Alongside the beautiful Tra Bong River, Quang Ngai province, Binh Thanh 2 primary school is the education home for 670 students. The school’s located near the coast so it is vulnerable to typhoons. “Our school roof used to be blown off in 2017 and we replaced the new roof, with inappropriate typhoon resilient techniques applied. As a result, the roof cannot stand the intensity of typhoon Molave 2020. Our students again lost the shelter roof for education,” said To Van Duan, Principal of Binh Thanh 2 primary school.
Molave, one of the most devasting typhoons in decades, swept through Binh Son district, left behind hundreds of unroofed houses and schools, including Binh Thanh 2 primary school. Principal Duan indicated, “Our school was significantly damaged with blown off roof, no electricity and a run-down latrine causing the disruption in students’ education. Due to the lack of facilities, students were taught in makeshift classrooms, affecting their academic performance.”
In the post-disaster assessment, the Habitat Vietnam and GE foundation team realized the school needs financial and technical support to recover classrooms. The project team decided to support renovating six classrooms with appropriate typhoon resilient techniques, installing new electric system, providing of fans and lights, and building a new school latrine.
The roof applied appropriate typhoon resilient techniques with the galvanized iron sheets to ensure it was able to withstand storms/ strong winds. The truss frame system, beams and purlins were linked together to form an invariant system to ensure stability and certainty. The roof also used iron to anchor the purlin to the wall for stability and typhoon resilient twists instead of normal screws to guarantee the widest and surest friction force.

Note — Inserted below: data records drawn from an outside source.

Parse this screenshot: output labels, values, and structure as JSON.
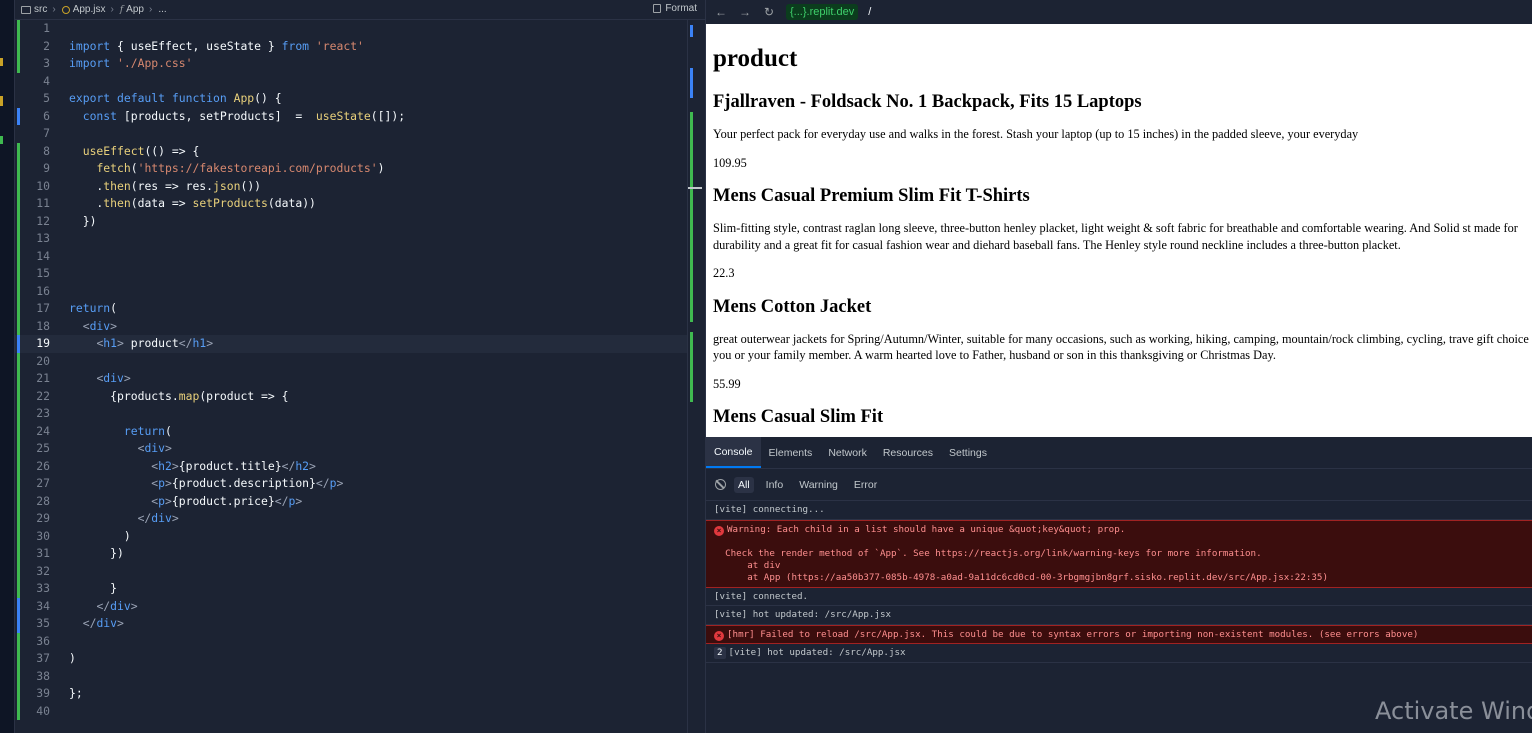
{
  "editor": {
    "breadcrumb": [
      "src",
      "App.jsx",
      "App",
      "..."
    ],
    "format_label": "Format",
    "active_line": 19,
    "lines": [
      {
        "n": "1",
        "html": ""
      },
      {
        "n": "2",
        "html": "<span class=\"kw\">import</span> { useEffect, useState } <span class=\"kw\">from</span> <span class=\"str\">'react'</span>"
      },
      {
        "n": "3",
        "html": "<span class=\"kw\">import</span> <span class=\"str\">'./App.css'</span>"
      },
      {
        "n": "4",
        "html": ""
      },
      {
        "n": "5",
        "html": "<span class=\"kw\">export default function</span> <span class=\"fn\">App</span>() {"
      },
      {
        "n": "6",
        "html": "  <span class=\"kw\">const</span> [products, setProducts]  =  <span class=\"fn\">useState</span>([]);"
      },
      {
        "n": "7",
        "html": ""
      },
      {
        "n": "8",
        "html": "  <span class=\"fn\">useEffect</span>(() => {"
      },
      {
        "n": "9",
        "html": "    <span class=\"fn\">fetch</span>(<span class=\"str\">'https://fakestoreapi.com/products'</span>)"
      },
      {
        "n": "10",
        "html": "    .<span class=\"fn\">then</span>(res => res.<span class=\"fn\">json</span>())"
      },
      {
        "n": "11",
        "html": "    .<span class=\"fn\">then</span>(data => <span class=\"fn\">setProducts</span>(data))"
      },
      {
        "n": "12",
        "html": "  })"
      },
      {
        "n": "13",
        "html": ""
      },
      {
        "n": "14",
        "html": ""
      },
      {
        "n": "15",
        "html": ""
      },
      {
        "n": "16",
        "html": ""
      },
      {
        "n": "17",
        "html": "<span class=\"kw\">return</span>("
      },
      {
        "n": "18",
        "html": "  <span class=\"tag\">&lt;</span><span class=\"kw\">div</span><span class=\"tag\">&gt;</span>"
      },
      {
        "n": "19",
        "html": "    <span class=\"tag\">&lt;</span><span class=\"kw\">h1</span><span class=\"tag\">&gt;</span> product<span class=\"tag\">&lt;/</span><span class=\"kw\">h1</span><span class=\"tag\">&gt;</span>"
      },
      {
        "n": "20",
        "html": ""
      },
      {
        "n": "21",
        "html": "    <span class=\"tag\">&lt;</span><span class=\"kw\">div</span><span class=\"tag\">&gt;</span>"
      },
      {
        "n": "22",
        "html": "      {products.<span class=\"fn\">map</span>(product => {"
      },
      {
        "n": "23",
        "html": ""
      },
      {
        "n": "24",
        "html": "        <span class=\"kw\">return</span>("
      },
      {
        "n": "25",
        "html": "          <span class=\"tag\">&lt;</span><span class=\"kw\">div</span><span class=\"tag\">&gt;</span>"
      },
      {
        "n": "26",
        "html": "            <span class=\"tag\">&lt;</span><span class=\"kw\">h2</span><span class=\"tag\">&gt;</span>{product.title}<span class=\"tag\">&lt;/</span><span class=\"kw\">h2</span><span class=\"tag\">&gt;</span>"
      },
      {
        "n": "27",
        "html": "            <span class=\"tag\">&lt;</span><span class=\"kw\">p</span><span class=\"tag\">&gt;</span>{product.description}<span class=\"tag\">&lt;/</span><span class=\"kw\">p</span><span class=\"tag\">&gt;</span>"
      },
      {
        "n": "28",
        "html": "            <span class=\"tag\">&lt;</span><span class=\"kw\">p</span><span class=\"tag\">&gt;</span>{product.price}<span class=\"tag\">&lt;/</span><span class=\"kw\">p</span><span class=\"tag\">&gt;</span>"
      },
      {
        "n": "29",
        "html": "          <span class=\"tag\">&lt;/</span><span class=\"kw\">div</span><span class=\"tag\">&gt;</span>"
      },
      {
        "n": "30",
        "html": "        )"
      },
      {
        "n": "31",
        "html": "      })"
      },
      {
        "n": "32",
        "html": ""
      },
      {
        "n": "33",
        "html": "      }"
      },
      {
        "n": "34",
        "html": "    <span class=\"tag\">&lt;/</span><span class=\"kw\">div</span><span class=\"tag\">&gt;</span>"
      },
      {
        "n": "35",
        "html": "  <span class=\"tag\">&lt;/</span><span class=\"kw\">div</span><span class=\"tag\">&gt;</span>"
      },
      {
        "n": "36",
        "html": ""
      },
      {
        "n": "37",
        "html": ")"
      },
      {
        "n": "38",
        "html": ""
      },
      {
        "n": "39",
        "html": "};"
      },
      {
        "n": "40",
        "html": ""
      }
    ]
  },
  "browser": {
    "url_host": "{...}.replit.dev",
    "url_path": "/",
    "page_heading": "product",
    "products": [
      {
        "title": "Fjallraven - Foldsack No. 1 Backpack, Fits 15 Laptops",
        "description": "Your perfect pack for everyday use and walks in the forest. Stash your laptop (up to 15 inches) in the padded sleeve, your everyday",
        "price": "109.95"
      },
      {
        "title": "Mens Casual Premium Slim Fit T-Shirts",
        "description": "Slim-fitting style, contrast raglan long sleeve, three-button henley placket, light weight & soft fabric for breathable and comfortable wearing. And Solid st made for durability and a great fit for casual fashion wear and diehard baseball fans. The Henley style round neckline includes a three-button placket.",
        "price": "22.3"
      },
      {
        "title": "Mens Cotton Jacket",
        "description": "great outerwear jackets for Spring/Autumn/Winter, suitable for many occasions, such as working, hiking, camping, mountain/rock climbing, cycling, trave gift choice for you or your family member. A warm hearted love to Father, husband or son in this thanksgiving or Christmas Day.",
        "price": "55.99"
      },
      {
        "title": "Mens Casual Slim Fit",
        "description": "",
        "price": ""
      }
    ]
  },
  "devtools": {
    "tabs": [
      "Console",
      "Elements",
      "Network",
      "Resources",
      "Settings"
    ],
    "filters": [
      "All",
      "Info",
      "Warning",
      "Error"
    ],
    "logs": [
      {
        "type": "info",
        "text": "[vite] connecting..."
      },
      {
        "type": "error",
        "text": "Warning: Each child in a list should have a unique &quot;key&quot; prop.\n\n  Check the render method of `App`. See https://reactjs.org/link/warning-keys for more information.\n      at div\n      at App (https://aa50b377-085b-4978-a0ad-9a11dc6cd0cd-00-3rbgmgjbn8grf.sisko.replit.dev/src/App.jsx:22:35)"
      },
      {
        "type": "info",
        "text": "[vite] connected."
      },
      {
        "type": "info",
        "text": "[vite] hot updated: /src/App.jsx"
      },
      {
        "type": "error",
        "text": "[hmr] Failed to reload /src/App.jsx. This could be due to syntax errors or importing non-existent modules. (see errors above)"
      },
      {
        "type": "repeat",
        "count": "2",
        "text": "[vite] hot updated: /src/App.jsx"
      }
    ]
  },
  "watermark": "Activate Windo",
  "colors": {
    "editor_bg": "#1c2333",
    "keyword": "#579df5",
    "string": "#d7886f",
    "function": "#e8d07b",
    "error_bg": "#3b0d0d",
    "error_text": "#ff8f8f",
    "url_green": "#3fd06b"
  }
}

The new latrine is designed with separate sections for girls and boys with washbasins to encourage improved hygiene and it provides enough space for 40 students to use the latrine at the same time. It also provides accessibility features for disabilities such as stable handrails, low ramps, and wide doors so wheelchairs can easily move in and out. “The old latrine was built over 10 years ago, so it was totally devasted after the typhoon. With the new latrine, students will feel more comfortable and safer. The handwashing facility also helps teachers deliver proper education on hygiene practices to students, especially protective measures during the pandemic,” Principal Duan shared.
Moreover, the school renovation with typhoon resistance standards plays an important role in the disaster preparedness in Binh Son district. “In disaster, the community house is usually used as an evacuation center; however, its capacity is just up to 100 people. With the new resilient feature, our school could contribute as an additional evacuation site with the capacity up to 300 people,” said Principal Duan. “Thanks to Habitat Vietnam and GE Foundation, not only our students get a safer and healthier school for their academic pursuits, but the community now also has a place to evacuate when necessary. In the upcoming time, we plan to integrate the knowledge on safe shelter in the curriculum of Grade 4 and 5 students to develop the risk reduction capacity for children and teachers, linking schools and communities.”